Zzyym (pronounced Zimm), said that the fight for a passport with a gender-specific designation was aimed at helping the next generation intersex people gain recognition as citizens with full rights.
"I am not a problem. I am a human being. Zzyym stated that this is the point.
Jessica Stern, U.S. special diplomatic representative for LGBTQ rights, stated that the decision aligns government documents with the "lived truth" that there is more diversity in human sex than was reflected in the two previous designations.
Stern stated, "When a person gets identity documents that reflect their true identity they can live with greater dignity & respect."
Zzyym was refused a passport because he failed to verify whether he or she had applied for it. Court documents show that Zzyym wrote "intersex” above the boxes marked "M” and "F", and asked for an "X" gender marker in a separate letter.
Zzyym was born with unclear sexual characteristics. However, he was raised as a boy. Court filings show that Zzyym had multiple surgeries that did not make him fully male. Zzyym was a Navy man, but he later identified as intersex during his time at Colorado State University. Zzyym was denied a passport by the State Department, which prevented him from traveling to Mexico for an Organization Intersex International meeting.
In June, the department stated that it was working towards adding a third gender marker to nonbinary, intersex, and gender-nonconforming persons. However this would require time due to required computer system updates. A department official stated that the Office of Management and Budget still needs to approve the passport application and the system update with the "X” designation option. This agency signs off on all government forms.
The department allows applicants to choose their gender, male or female. Applicants no longer need to present medical certification if the gender they are applying for is not listed on any other identification documents.
The United States is joining a few countries such as Australia, New Zealand and Nepal that allow citizens to identify a different gender on passports.
Stern stated that Stern's office would discuss the U.S. experience in dealing with change in international relations and hopes to inspire other governments to do the same.
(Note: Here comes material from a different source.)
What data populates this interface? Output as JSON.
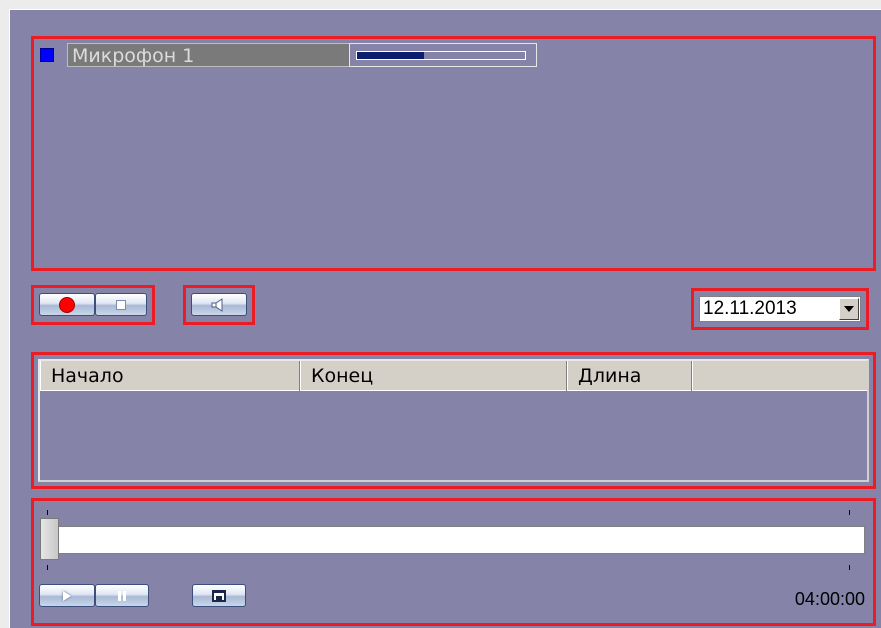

She stated that she saw this as an opportunity to affirm and promote the human rights of trans, intersex, gender-nonconforming, and nonbinary people all over the world.